Every record below must be returned exactly as it was received.

DATASET RECORDS below:

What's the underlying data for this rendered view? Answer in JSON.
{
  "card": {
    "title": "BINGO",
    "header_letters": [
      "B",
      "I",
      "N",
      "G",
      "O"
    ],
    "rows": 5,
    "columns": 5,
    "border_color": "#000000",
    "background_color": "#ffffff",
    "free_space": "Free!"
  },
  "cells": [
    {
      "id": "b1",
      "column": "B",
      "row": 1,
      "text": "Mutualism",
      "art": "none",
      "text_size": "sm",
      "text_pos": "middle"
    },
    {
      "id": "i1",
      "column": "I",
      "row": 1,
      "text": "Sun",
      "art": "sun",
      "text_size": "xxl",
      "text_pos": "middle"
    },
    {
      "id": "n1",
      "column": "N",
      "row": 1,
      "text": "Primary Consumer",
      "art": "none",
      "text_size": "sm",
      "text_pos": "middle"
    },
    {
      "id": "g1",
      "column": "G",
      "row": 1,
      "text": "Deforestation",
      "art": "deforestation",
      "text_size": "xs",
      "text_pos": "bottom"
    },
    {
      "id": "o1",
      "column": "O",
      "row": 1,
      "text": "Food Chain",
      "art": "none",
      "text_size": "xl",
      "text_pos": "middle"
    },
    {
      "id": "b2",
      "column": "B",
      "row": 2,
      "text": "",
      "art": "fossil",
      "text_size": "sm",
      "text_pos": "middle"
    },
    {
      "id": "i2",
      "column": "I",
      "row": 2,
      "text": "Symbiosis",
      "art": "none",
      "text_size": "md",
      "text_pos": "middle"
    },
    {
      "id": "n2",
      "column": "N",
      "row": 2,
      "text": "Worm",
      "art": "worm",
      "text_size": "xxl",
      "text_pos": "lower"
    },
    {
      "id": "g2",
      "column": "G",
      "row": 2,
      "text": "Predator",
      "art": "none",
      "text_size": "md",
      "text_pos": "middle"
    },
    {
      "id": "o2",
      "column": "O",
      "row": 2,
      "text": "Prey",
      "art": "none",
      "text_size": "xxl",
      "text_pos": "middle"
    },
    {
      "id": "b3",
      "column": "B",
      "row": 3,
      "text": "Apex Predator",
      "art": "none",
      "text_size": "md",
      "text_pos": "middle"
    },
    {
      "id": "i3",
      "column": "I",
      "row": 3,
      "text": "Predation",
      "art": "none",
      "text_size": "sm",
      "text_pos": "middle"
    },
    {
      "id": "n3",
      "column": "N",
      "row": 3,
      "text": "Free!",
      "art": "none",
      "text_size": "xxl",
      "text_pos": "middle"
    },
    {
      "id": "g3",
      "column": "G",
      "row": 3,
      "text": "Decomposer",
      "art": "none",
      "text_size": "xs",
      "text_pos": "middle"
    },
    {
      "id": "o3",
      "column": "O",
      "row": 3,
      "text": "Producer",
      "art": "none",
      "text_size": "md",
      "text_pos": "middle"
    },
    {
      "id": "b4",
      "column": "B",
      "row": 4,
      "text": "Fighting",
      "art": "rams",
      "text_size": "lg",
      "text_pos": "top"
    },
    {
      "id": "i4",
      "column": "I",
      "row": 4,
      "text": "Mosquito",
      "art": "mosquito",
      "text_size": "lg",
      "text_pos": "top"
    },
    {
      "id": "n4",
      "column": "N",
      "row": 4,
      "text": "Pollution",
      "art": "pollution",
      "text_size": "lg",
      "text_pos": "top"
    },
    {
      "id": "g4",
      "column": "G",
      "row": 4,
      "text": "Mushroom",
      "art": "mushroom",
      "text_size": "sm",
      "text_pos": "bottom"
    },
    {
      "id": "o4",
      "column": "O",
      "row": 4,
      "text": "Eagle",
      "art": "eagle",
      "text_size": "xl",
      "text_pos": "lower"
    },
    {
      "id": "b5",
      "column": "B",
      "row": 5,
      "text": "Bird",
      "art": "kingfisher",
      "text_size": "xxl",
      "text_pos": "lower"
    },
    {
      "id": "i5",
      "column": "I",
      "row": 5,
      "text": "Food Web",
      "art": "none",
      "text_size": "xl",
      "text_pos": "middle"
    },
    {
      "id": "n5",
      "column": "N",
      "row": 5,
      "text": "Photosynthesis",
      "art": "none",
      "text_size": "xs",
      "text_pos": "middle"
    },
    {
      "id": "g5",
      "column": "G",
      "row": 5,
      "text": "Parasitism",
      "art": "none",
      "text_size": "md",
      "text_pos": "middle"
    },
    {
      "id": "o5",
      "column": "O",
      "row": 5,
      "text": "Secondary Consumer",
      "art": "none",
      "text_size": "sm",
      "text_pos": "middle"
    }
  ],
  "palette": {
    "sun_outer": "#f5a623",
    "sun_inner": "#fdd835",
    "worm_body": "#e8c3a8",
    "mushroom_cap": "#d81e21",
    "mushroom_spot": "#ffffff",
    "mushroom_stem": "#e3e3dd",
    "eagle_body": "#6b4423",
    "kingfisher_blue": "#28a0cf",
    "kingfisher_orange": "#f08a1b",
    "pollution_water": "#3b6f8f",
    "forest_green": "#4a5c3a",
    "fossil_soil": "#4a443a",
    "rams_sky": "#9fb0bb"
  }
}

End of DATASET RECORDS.

- _OUTPUT OF THE TASK_
What's the underlying data for this rendered view? Answer in JSON.
{
  "card": {
    "title": "BINGO",
    "header_letters": [
      "B",
      "I",
      "N",
      "G",
      "O"
    ],
    "rows": 5,
    "columns": 5,
    "border_color": "#000000",
    "background_color": "#ffffff",
    "free_space": "Free!"
  },
  "cells": [
    {
      "id": "b1",
      "column": "B",
      "row": 1,
      "text": "Mutualism",
      "art": "none",
      "text_size": "sm",
      "text_pos": "middle"
    },
    {
      "id": "i1",
      "column": "I",
      "row": 1,
      "text": "Sun",
      "art": "sun",
      "text_size": "xxl",
      "text_pos": "middle"
    },
    {
      "id": "n1",
      "column": "N",
      "row": 1,
      "text": "Primary Consumer",
      "art": "none",
      "text_size": "sm",
      "text_pos": "middle"
    },
    {
      "id": "g1",
      "column": "G",
      "row": 1,
      "text": "Deforestation",
      "art": "deforestation",
      "text_size": "xs",
      "text_pos": "bottom"
    },
    {
      "id": "o1",
      "column": "O",
      "row": 1,
      "text": "Food Chain",
      "art": "none",
      "text_size": "xl",
      "text_pos": "middle"
    },
    {
      "id": "b2",
      "column": "B",
      "row": 2,
      "text": "",
      "art": "fossil",
      "text_size": "sm",
      "text_pos": "middle"
    },
    {
      "id": "i2",
      "column": "I",
      "row": 2,
      "text": "Symbiosis",
      "art": "none",
      "text_size": "md",
      "text_pos": "middle"
    },
    {
      "id": "n2",
      "column": "N",
      "row": 2,
      "text": "Worm",
      "art": "worm",
      "text_size": "xxl",
      "text_pos": "lower"
    },
    {
      "id": "g2",
      "column": "G",
      "row": 2,
      "text": "Predator",
      "art": "none",
      "text_size": "md",
      "text_pos": "middle"
    },
    {
      "id": "o2",
      "column": "O",
      "row": 2,
      "text": "Prey",
      "art": "none",
      "text_size": "xxl",
      "text_pos": "middle"
    },
    {
      "id": "b3",
      "column": "B",
      "row": 3,
      "text": "Apex Predator",
      "art": "none",
      "text_size": "md",
      "text_pos": "middle"
    },
    {
      "id": "i3",
      "column": "I",
      "row": 3,
      "text": "Predation",
      "art": "none",
      "text_size": "sm",
      "text_pos": "middle"
    },
    {
      "id": "n3",
      "column": "N",
      "row": 3,
      "text": "Free!",
      "art": "none",
      "text_size": "xxl",
      "text_pos": "middle"
    },
    {
      "id": "g3",
      "column": "G",
      "row": 3,
      "text": "Decomposer",
      "art": "none",
      "text_size": "xs",
      "text_pos": "middle"
    },
    {
      "id": "o3",
      "column": "O",
      "row": 3,
      "text": "Producer",
      "art": "none",
      "text_size": "md",
      "text_pos": "middle"
    },
    {
      "id": "b4",
      "column": "B",
      "row": 4,
      "text": "Fighting",
      "art": "rams",
      "text_size": "lg",
      "text_pos": "top"
    },
    {
      "id": "i4",
      "column": "I",
      "row": 4,
      "text": "Mosquito",
      "art": "mosquito",
      "text_size": "lg",
      "text_pos": "top"
    },
    {
      "id": "n4",
      "column": "N",
      "row": 4,
      "text": "Pollution",
      "art": "pollution",
      "text_size": "lg",
      "text_pos": "top"
    },
    {
      "id": "g4",
      "column": "G",
      "row": 4,
      "text": "Mushroom",
      "art": "mushroom",
      "text_size": "sm",
      "text_pos": "bottom"
    },
    {
      "id": "o4",
      "column": "O",
      "row": 4,
      "text": "Eagle",
      "art": "eagle",
      "text_size": "xl",
      "text_pos": "lower"
    },
    {
      "id": "b5",
      "column": "B",
      "row": 5,
      "text": "Bird",
      "art": "kingfisher",
      "text_size": "xxl",
      "text_pos": "lower"
    },
    {
      "id": "i5",
      "column": "I",
      "row": 5,
      "text": "Food Web",
      "art": "none",
      "text_size": "xl",
      "text_pos": "middle"
    },
    {
      "id": "n5",
      "column": "N",
      "row": 5,
      "text": "Photosynthesis",
      "art": "none",
      "text_size": "xs",
      "text_pos": "middle"
    },
    {
      "id": "g5",
      "column": "G",
      "row": 5,
      "text": "Parasitism",
      "art": "none",
      "text_size": "md",
      "text_pos": "middle"
    },
    {
      "id": "o5",
      "column": "O",
      "row": 5,
      "text": "Secondary Consumer",
      "art": "none",
      "text_size": "sm",
      "text_pos": "middle"
    }
  ],
  "palette": {
    "sun_outer": "#f5a623",
    "sun_inner": "#fdd835",
    "worm_body": "#e8c3a8",
    "mushroom_cap": "#d81e21",
    "mushroom_spot": "#ffffff",
    "mushroom_stem": "#e3e3dd",
    "eagle_body": "#6b4423",
    "kingfisher_blue": "#28a0cf",
    "kingfisher_orange": "#f08a1b",
    "pollution_water": "#3b6f8f",
    "forest_green": "#4a5c3a",
    "fossil_soil": "#4a443a",
    "rams_sky": "#9fb0bb"
  }
}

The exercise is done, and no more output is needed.